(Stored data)
· · · · · · ·
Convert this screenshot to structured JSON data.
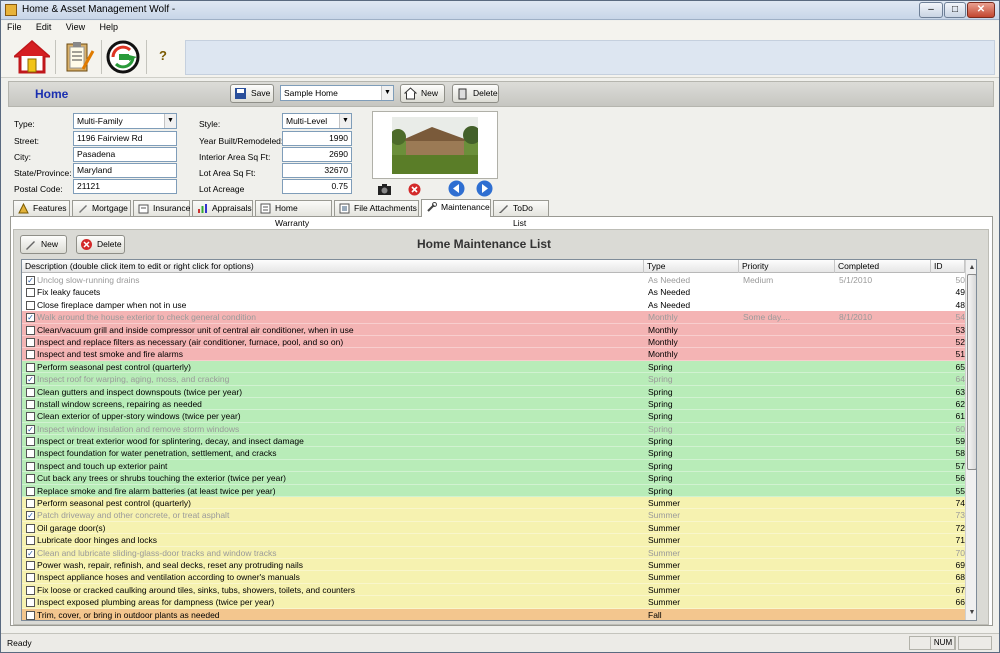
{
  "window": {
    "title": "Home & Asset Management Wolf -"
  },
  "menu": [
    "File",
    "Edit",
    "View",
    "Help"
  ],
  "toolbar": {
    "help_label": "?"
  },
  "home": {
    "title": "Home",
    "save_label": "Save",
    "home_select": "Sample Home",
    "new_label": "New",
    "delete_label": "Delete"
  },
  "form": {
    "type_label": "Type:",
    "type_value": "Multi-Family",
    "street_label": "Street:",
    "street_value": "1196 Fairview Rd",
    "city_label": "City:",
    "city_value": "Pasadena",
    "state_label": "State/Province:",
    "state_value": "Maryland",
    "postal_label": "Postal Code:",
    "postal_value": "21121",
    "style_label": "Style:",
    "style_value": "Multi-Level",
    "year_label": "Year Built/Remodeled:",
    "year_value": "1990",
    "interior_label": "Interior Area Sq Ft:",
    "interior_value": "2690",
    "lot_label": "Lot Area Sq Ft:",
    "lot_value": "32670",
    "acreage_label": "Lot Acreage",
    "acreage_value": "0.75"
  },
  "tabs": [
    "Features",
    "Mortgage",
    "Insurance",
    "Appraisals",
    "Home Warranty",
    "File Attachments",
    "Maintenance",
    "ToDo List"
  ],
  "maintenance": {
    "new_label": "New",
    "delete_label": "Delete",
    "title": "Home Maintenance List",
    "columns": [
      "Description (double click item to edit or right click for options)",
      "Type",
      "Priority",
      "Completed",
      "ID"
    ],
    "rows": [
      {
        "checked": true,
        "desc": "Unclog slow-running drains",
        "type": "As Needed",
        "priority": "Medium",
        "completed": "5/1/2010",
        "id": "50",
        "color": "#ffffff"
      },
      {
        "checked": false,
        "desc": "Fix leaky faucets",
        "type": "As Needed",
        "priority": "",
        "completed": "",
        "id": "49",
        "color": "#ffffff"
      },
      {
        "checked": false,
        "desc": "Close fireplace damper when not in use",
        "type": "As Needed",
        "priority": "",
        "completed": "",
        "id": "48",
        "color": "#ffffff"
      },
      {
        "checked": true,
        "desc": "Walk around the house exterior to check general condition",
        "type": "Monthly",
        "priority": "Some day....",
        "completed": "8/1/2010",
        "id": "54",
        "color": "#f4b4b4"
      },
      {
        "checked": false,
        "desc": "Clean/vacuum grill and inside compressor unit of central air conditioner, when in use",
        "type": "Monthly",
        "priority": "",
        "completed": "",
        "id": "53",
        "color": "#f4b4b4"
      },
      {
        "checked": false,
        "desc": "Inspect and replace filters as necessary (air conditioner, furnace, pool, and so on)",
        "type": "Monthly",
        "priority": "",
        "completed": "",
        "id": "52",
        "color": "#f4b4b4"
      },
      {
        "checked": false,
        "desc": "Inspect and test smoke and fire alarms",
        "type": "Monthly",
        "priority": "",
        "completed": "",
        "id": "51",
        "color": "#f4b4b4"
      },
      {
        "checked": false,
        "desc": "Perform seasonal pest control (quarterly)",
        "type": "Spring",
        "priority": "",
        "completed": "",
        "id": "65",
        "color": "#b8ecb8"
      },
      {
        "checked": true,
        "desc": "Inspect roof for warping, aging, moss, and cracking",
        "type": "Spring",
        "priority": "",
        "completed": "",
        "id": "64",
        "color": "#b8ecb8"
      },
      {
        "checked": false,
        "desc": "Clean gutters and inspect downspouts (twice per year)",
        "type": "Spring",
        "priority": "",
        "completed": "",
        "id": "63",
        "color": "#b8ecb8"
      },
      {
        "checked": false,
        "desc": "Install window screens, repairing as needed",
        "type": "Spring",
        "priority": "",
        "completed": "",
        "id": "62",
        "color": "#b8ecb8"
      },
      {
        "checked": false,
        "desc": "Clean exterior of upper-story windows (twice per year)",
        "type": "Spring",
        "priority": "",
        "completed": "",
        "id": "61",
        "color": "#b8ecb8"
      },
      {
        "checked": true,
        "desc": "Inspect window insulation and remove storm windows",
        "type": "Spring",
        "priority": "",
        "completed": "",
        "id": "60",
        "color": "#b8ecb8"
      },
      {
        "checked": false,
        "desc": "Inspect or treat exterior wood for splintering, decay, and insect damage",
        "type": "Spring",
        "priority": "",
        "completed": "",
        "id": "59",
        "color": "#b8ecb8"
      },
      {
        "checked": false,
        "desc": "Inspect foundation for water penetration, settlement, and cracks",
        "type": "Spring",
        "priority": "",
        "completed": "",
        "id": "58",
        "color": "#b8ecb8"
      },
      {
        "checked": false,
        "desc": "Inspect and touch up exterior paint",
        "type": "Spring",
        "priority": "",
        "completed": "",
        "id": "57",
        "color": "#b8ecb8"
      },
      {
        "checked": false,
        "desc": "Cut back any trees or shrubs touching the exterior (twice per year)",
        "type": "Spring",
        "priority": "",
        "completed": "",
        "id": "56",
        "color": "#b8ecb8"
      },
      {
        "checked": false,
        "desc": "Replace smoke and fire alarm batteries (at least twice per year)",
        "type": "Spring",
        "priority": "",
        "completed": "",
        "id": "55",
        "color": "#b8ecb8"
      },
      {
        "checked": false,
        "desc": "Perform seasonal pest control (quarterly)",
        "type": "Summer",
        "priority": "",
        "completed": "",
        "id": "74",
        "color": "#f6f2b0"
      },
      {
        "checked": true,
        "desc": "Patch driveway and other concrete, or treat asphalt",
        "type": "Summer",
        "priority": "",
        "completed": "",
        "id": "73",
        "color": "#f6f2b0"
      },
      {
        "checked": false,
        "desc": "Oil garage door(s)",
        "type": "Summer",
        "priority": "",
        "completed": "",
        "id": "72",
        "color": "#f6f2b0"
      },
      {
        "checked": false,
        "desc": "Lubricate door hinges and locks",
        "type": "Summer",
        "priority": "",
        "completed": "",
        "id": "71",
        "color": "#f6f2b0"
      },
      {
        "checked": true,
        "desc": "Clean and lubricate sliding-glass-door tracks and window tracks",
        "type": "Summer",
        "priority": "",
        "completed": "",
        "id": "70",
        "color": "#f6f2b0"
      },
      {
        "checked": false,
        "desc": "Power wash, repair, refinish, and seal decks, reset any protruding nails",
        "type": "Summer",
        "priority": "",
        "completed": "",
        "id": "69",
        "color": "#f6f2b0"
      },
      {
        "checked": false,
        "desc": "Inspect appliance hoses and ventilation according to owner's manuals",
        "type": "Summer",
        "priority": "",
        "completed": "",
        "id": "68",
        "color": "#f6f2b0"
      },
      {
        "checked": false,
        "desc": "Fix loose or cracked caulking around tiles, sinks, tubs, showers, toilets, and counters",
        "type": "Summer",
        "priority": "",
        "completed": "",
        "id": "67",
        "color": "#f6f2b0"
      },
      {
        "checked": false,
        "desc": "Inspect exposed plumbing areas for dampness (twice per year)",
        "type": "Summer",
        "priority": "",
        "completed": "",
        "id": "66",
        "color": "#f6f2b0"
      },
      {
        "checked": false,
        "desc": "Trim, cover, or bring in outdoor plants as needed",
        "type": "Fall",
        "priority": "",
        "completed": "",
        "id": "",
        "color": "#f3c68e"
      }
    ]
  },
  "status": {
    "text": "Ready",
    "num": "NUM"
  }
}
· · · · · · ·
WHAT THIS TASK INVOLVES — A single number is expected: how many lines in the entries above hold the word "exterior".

RESULT OF THIS EXERCISE — 5